The university has opened offices where graduate students — with supervision — provide mental health care, pastoral counseling and audiology services. After residents raised concerns about a lack of grocery stores, Loyola started a farmers' market on a university-owned lot.

Some business students are helping shops along York Road with marketing plans and facade improvements. Others are working with parents to make a recreation center that was recently threatened with closure self-sustaining.

A few miles to the south, Hopkins' plan will combine student-led projects and $10 million in grants for community projects with efforts to hire more city residents and buy more goods locally.
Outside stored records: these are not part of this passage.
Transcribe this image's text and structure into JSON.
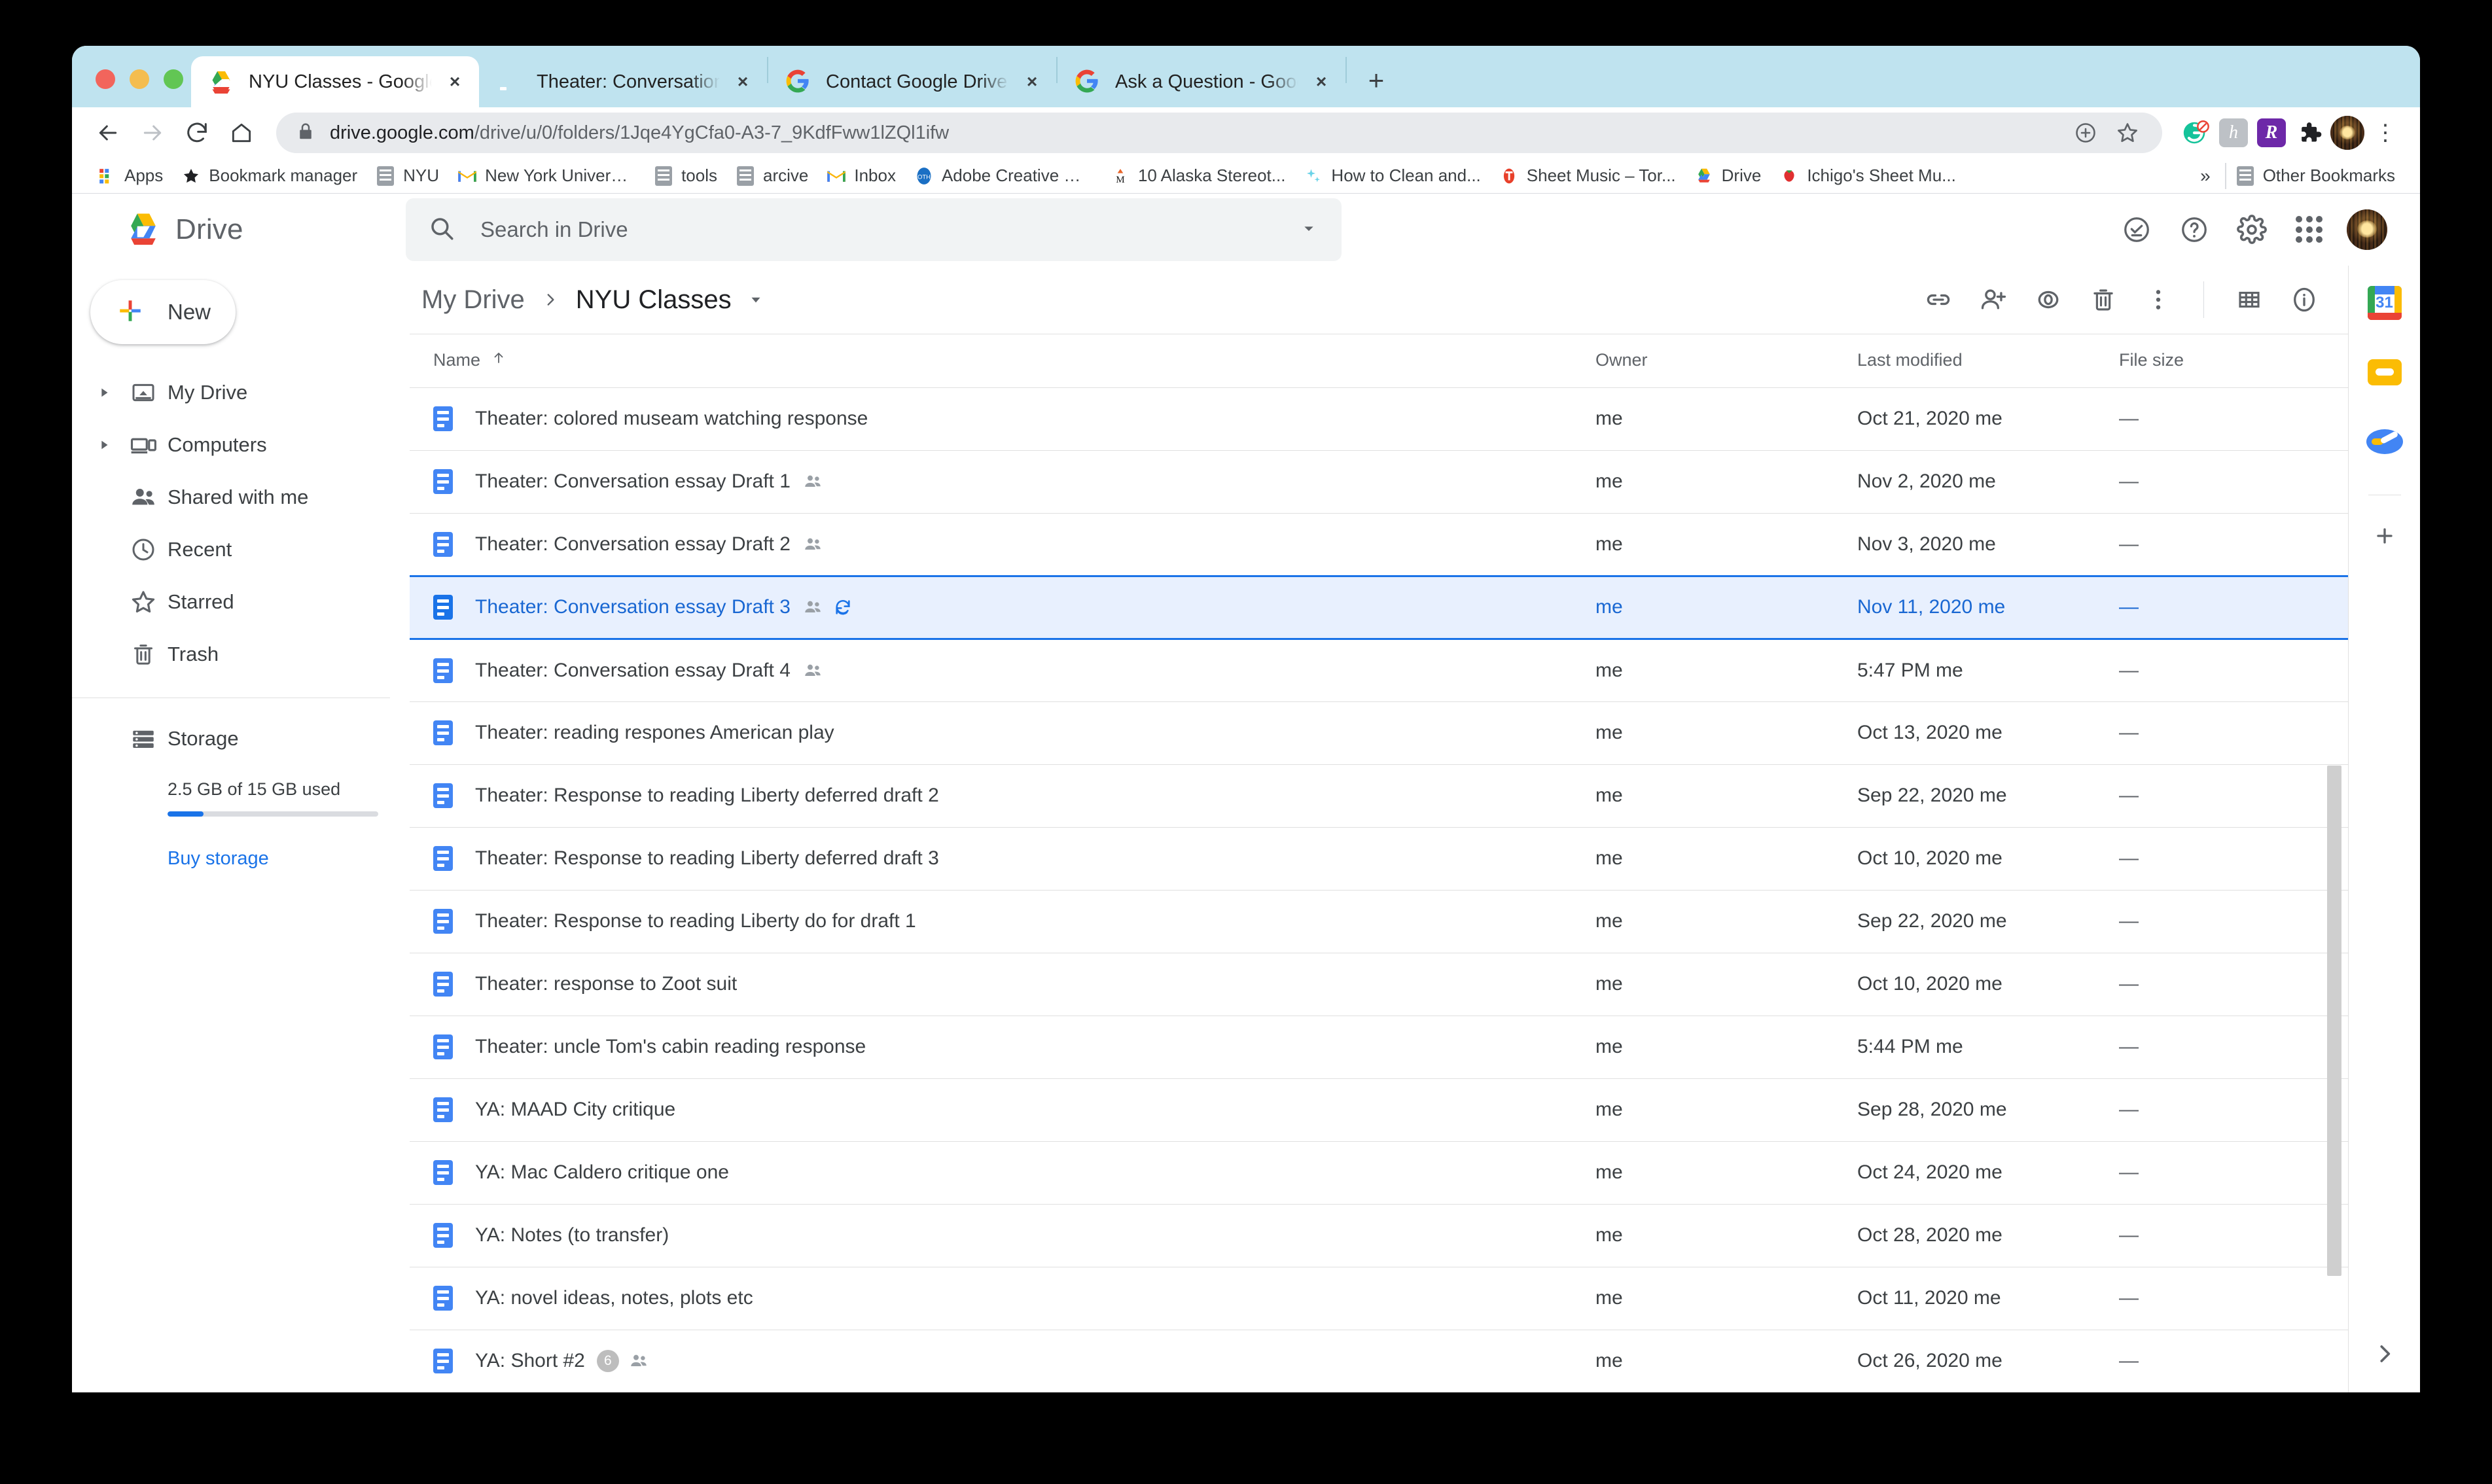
{
  "browser": {
    "tabs": [
      {
        "title": "NYU Classes - Google Drive",
        "favicon": "drive-icon",
        "active": true
      },
      {
        "title": "Theater: Conversation essay D",
        "favicon": "docs-icon",
        "active": false
      },
      {
        "title": "Contact Google Drive support",
        "favicon": "google-icon",
        "active": false
      },
      {
        "title": "Ask a Question - Google Drive",
        "favicon": "google-icon",
        "active": false
      }
    ],
    "new_tab_label": "+",
    "close_label": "×",
    "url_domain": "drive.google.com",
    "url_path": "/drive/u/0/folders/1Jqe4YgCfa0-A3-7_9KdfFww1lZQl1ifw",
    "nav": {
      "back": "back-icon",
      "forward": "forward-icon",
      "reload": "reload-icon",
      "home": "home-icon"
    },
    "omnibox_icons": [
      "add-to-collection-icon",
      "bookmark-star-icon"
    ],
    "extensions": [
      "grammarly-extension-icon",
      "hypothesis-extension-icon",
      "rakuten-extension-icon",
      "puzzle-extensions-icon"
    ],
    "menu_label": "⋮",
    "bookmarks": [
      {
        "label": "Apps",
        "icon": "apps-grid-icon"
      },
      {
        "label": "Bookmark manager",
        "icon": "star-icon"
      },
      {
        "label": "NYU",
        "icon": "folder-icon"
      },
      {
        "label": "New York Universi...",
        "icon": "gmail-icon"
      },
      {
        "label": "tools",
        "icon": "folder-icon"
      },
      {
        "label": "arcive",
        "icon": "folder-icon"
      },
      {
        "label": "Inbox",
        "icon": "gmail-icon"
      },
      {
        "label": "Adobe Creative Cl...",
        "icon": "adobe-icon"
      },
      {
        "label": "10 Alaska Stereot...",
        "icon": "medium-icon"
      },
      {
        "label": "How to Clean and...",
        "icon": "sparkle-icon"
      },
      {
        "label": "Sheet Music – Tor...",
        "icon": "musescore-icon"
      },
      {
        "label": "Drive",
        "icon": "drive-icon"
      },
      {
        "label": "Ichigo's Sheet Mu...",
        "icon": "ichigo-icon"
      }
    ],
    "bookmarks_overflow": "»",
    "other_bookmarks": {
      "label": "Other Bookmarks",
      "icon": "folder-icon"
    }
  },
  "drive": {
    "logo_text": "Drive",
    "search": {
      "placeholder": "Search in Drive",
      "icon": "search-icon",
      "options_icon": "chevron-down-icon"
    },
    "header_actions": [
      {
        "name": "support-icon",
        "title": "Support"
      },
      {
        "name": "help-icon",
        "title": "Help"
      },
      {
        "name": "settings-gear-icon",
        "title": "Settings"
      },
      {
        "name": "google-apps-icon",
        "title": "Google apps"
      },
      {
        "name": "account-avatar",
        "title": "Account"
      }
    ],
    "new_button": {
      "label": "New",
      "icon": "plus-icon"
    },
    "nav_items": [
      {
        "label": "My Drive",
        "icon": "my-drive-icon",
        "expandable": true
      },
      {
        "label": "Computers",
        "icon": "computers-icon",
        "expandable": true
      },
      {
        "label": "Shared with me",
        "icon": "shared-with-me-icon",
        "expandable": false
      },
      {
        "label": "Recent",
        "icon": "recent-clock-icon",
        "expandable": false
      },
      {
        "label": "Starred",
        "icon": "star-outline-icon",
        "expandable": false
      },
      {
        "label": "Trash",
        "icon": "trash-icon",
        "expandable": false
      }
    ],
    "storage": {
      "label": "Storage",
      "icon": "storage-icon",
      "usage_text": "2.5 GB of 15 GB used",
      "percent": 17,
      "buy_label": "Buy storage"
    },
    "breadcrumb": {
      "root": "My Drive",
      "separator": "›",
      "current": "NYU Classes",
      "caret": "dropdown-caret-icon"
    },
    "toolbar_actions": [
      {
        "name": "get-link-icon"
      },
      {
        "name": "add-person-icon"
      },
      {
        "name": "preview-eye-icon"
      },
      {
        "name": "remove-trash-icon"
      },
      {
        "name": "more-options-icon"
      },
      {
        "name": "grid-view-icon"
      },
      {
        "name": "details-info-icon"
      }
    ],
    "columns": {
      "name": "Name",
      "sort_icon": "sort-ascending-arrow",
      "owner": "Owner",
      "modified": "Last modified",
      "size": "File size"
    },
    "files": [
      {
        "name": "Theater: colored museam watching response",
        "owner": "me",
        "modified": "Oct 21, 2020",
        "modified_by": "me",
        "size": "—",
        "shared": false,
        "synced": false,
        "count": null,
        "selected": false
      },
      {
        "name": "Theater: Conversation essay Draft 1",
        "owner": "me",
        "modified": "Nov 2, 2020",
        "modified_by": "me",
        "size": "—",
        "shared": true,
        "synced": false,
        "count": null,
        "selected": false
      },
      {
        "name": "Theater: Conversation essay Draft 2",
        "owner": "me",
        "modified": "Nov 3, 2020",
        "modified_by": "me",
        "size": "—",
        "shared": true,
        "synced": false,
        "count": null,
        "selected": false
      },
      {
        "name": "Theater: Conversation essay Draft 3",
        "owner": "me",
        "modified": "Nov 11, 2020",
        "modified_by": "me",
        "size": "—",
        "shared": true,
        "synced": true,
        "count": null,
        "selected": true
      },
      {
        "name": "Theater: Conversation essay Draft 4",
        "owner": "me",
        "modified": "5:47 PM",
        "modified_by": "me",
        "size": "—",
        "shared": true,
        "synced": false,
        "count": null,
        "selected": false
      },
      {
        "name": "Theater: reading respones American play",
        "owner": "me",
        "modified": "Oct 13, 2020",
        "modified_by": "me",
        "size": "—",
        "shared": false,
        "synced": false,
        "count": null,
        "selected": false
      },
      {
        "name": "Theater: Response to reading Liberty deferred draft 2",
        "owner": "me",
        "modified": "Sep 22, 2020",
        "modified_by": "me",
        "size": "—",
        "shared": false,
        "synced": false,
        "count": null,
        "selected": false
      },
      {
        "name": "Theater: Response to reading Liberty deferred draft 3",
        "owner": "me",
        "modified": "Oct 10, 2020",
        "modified_by": "me",
        "size": "—",
        "shared": false,
        "synced": false,
        "count": null,
        "selected": false
      },
      {
        "name": "Theater: Response to reading Liberty do for draft 1",
        "owner": "me",
        "modified": "Sep 22, 2020",
        "modified_by": "me",
        "size": "—",
        "shared": false,
        "synced": false,
        "count": null,
        "selected": false
      },
      {
        "name": "Theater: response to Zoot suit",
        "owner": "me",
        "modified": "Oct 10, 2020",
        "modified_by": "me",
        "size": "—",
        "shared": false,
        "synced": false,
        "count": null,
        "selected": false
      },
      {
        "name": "Theater: uncle Tom's cabin reading response",
        "owner": "me",
        "modified": "5:44 PM",
        "modified_by": "me",
        "size": "—",
        "shared": false,
        "synced": false,
        "count": null,
        "selected": false
      },
      {
        "name": "YA: MAAD City critique",
        "owner": "me",
        "modified": "Sep 28, 2020",
        "modified_by": "me",
        "size": "—",
        "shared": false,
        "synced": false,
        "count": null,
        "selected": false
      },
      {
        "name": "YA: Mac Caldero critique one",
        "owner": "me",
        "modified": "Oct 24, 2020",
        "modified_by": "me",
        "size": "—",
        "shared": false,
        "synced": false,
        "count": null,
        "selected": false
      },
      {
        "name": "YA: Notes (to transfer)",
        "owner": "me",
        "modified": "Oct 28, 2020",
        "modified_by": "me",
        "size": "—",
        "shared": false,
        "synced": false,
        "count": null,
        "selected": false
      },
      {
        "name": "YA: novel ideas, notes, plots etc",
        "owner": "me",
        "modified": "Oct 11, 2020",
        "modified_by": "me",
        "size": "—",
        "shared": false,
        "synced": false,
        "count": null,
        "selected": false
      },
      {
        "name": "YA: Short #2",
        "owner": "me",
        "modified": "Oct 26, 2020",
        "modified_by": "me",
        "size": "—",
        "shared": true,
        "synced": false,
        "count": "6",
        "selected": false
      }
    ],
    "side_apps": [
      {
        "name": "google-calendar-icon",
        "day": "31"
      },
      {
        "name": "google-keep-icon"
      },
      {
        "name": "google-tasks-icon"
      }
    ],
    "side_add": "plus-icon",
    "side_expand": "expand-panel-icon"
  },
  "colors": {
    "accent": "#1a73e8",
    "selected_row": "#e8f0fe",
    "tabstrip": "#bfe3ef",
    "text": "#3c4043",
    "muted": "#5f6368"
  }
}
Local hiring and purchasing can make a marked improvement on a city's economy, said Howard, the University of Maryland researcher. Across the country, hospitals and universities spend about $1.6 trillion on goods annually — not counting construction materials or services.

Hopkins will work in 10 communities that flank the campus and stretch to Penn Station — where MICA's and the University of Baltimore's projects converge. MICA and Hopkins have also collaborated, teaming with the Maryland Film Festival to renovate the long-vacant Parkway Theater on North Avenue. Farther west on North Avenue sits MICA's recently completed Studio Center, a former factory turned into galleries and studios. Theaters, restaurants and bars that cater to youthful, artsy clients have sprouted along the block over the past decade.

Just to the south, University of Baltimore officials have spent about $250 million over the past decade constructing and renovating buildings, stretching the campus to the south and west. A new student center, an apartment tower and the university's first dorm have gone up, and a 12-story law center is to open in the spring near Penn Station.

The university has teamed with the city to get Zipcars and bike racks in the area and has taken over landscaping city-owned green spaces.

Shirley Carr, 32, a master's student in publication design, moved to Mount Vernon to be closer to UB.

"I feel safe walking around here, even at night," she said.

Business owners say they are grateful for the influx of new residents. At OK Natural Foods, a clerk said business is booming and the tiny health food store had its highest grossing day in its 34-year history last month.

"It all begins by thinking people should work and live in a space that they enjoy working and living in," said University President Robert L. Bogomolny. "We decided that the university would do things that are good for the university but also would do things that were good for the community. If Baltimore City gets better, University of Baltimore gets better. If University of Baltimore gets better, Baltimore City gets better."

julie.scharper@baltsun.com

twitter.com/juliemore

  • Text NEWS to 70701 to get Baltimore Sun local news text alerts
  • e:include slug="bal-news-alerts-instoryinclude"/>